The Covid pandemic did have an impact on innovation activity. Our own experience tells us this, and clearly the findings from the Barometer survey also show that a third of companies stopped innovating (although, due to the focus of the Barometer, this is likely to relate particularly to R&D-related activity). A quarter of the business leaders surveyed felt their companies were not innovating enough, and a third of them feared their companies may not be keeping up with their market competitors. Altogether, this loss of confidence is pretty significant.
Life for consultancies has been less rosy, too, as companies have tried to carry out much more of the innovation work in-house.
But as we’ve said already, there are longer-term trends at work here, and the pandemic has merely helped accelerate changes that were already occurring in recent years.
So how can you move your company’s innovation activity forward?
For one thing, companies can’t always do it on their own – whether it’s commercial innovation, or R&D – particularly when the there is a growing pressure for speed of delivery, when budgets are tight, and when investors are more risk-averse.
The answer is in two parts. Firstly, work with experienced innovation consultants who can provide inspiration, imagination, and ‘cognitive diversity’ – a way of looking at the world differently. This is difficult to maintain within a corporate, and this is what many of our clients look to when engaging us.
Secondly, focus more on ‘outside in’ innovation. This involves helping your company to identify, work with, and invest in carefully-selected start-ups and SMEs that can bring to you new technologies and markets.
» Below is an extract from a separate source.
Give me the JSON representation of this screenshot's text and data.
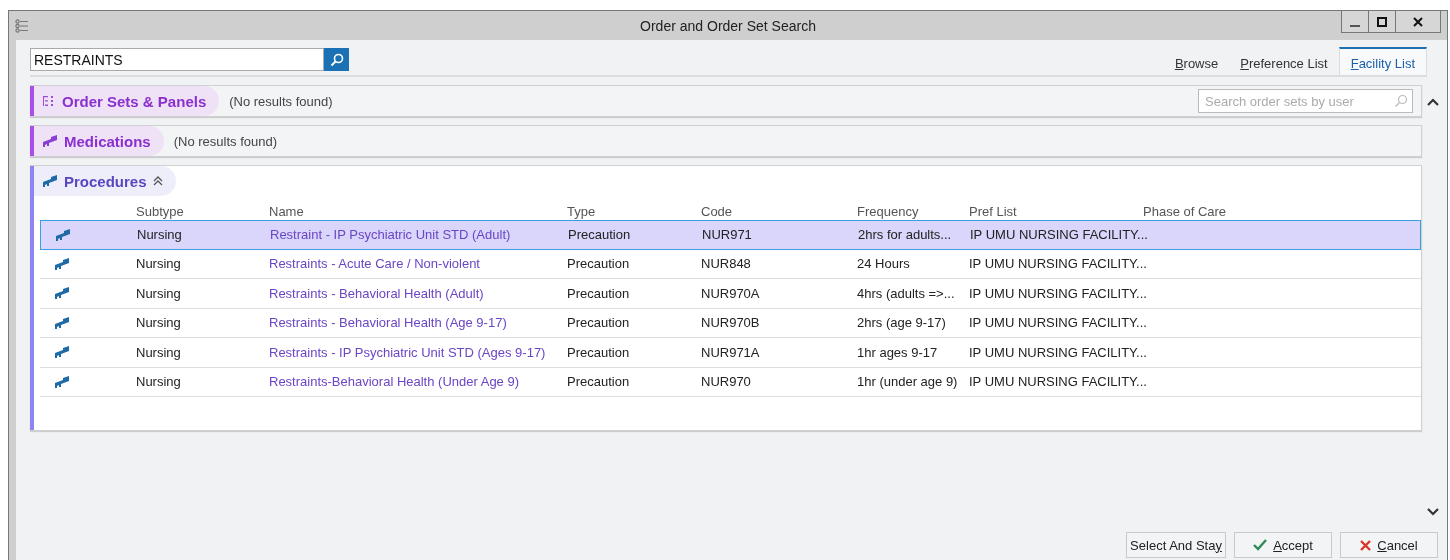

Today, we are witnessing a major shift of emphasis, where corporates are starting to leverage technology innovation that is being created outside their boundaries, to fill the gaps in their R&D.
And since 2016, there has been a much greater input from the investment community (including venture capital) in to more fundamental / technology risk areas. This includes machine vision for robotics, battery technologies, new motor technologies, autonomy and Deep Learning, for example.
We’ll look more closely at ‘outside in’ innovation in another blog post.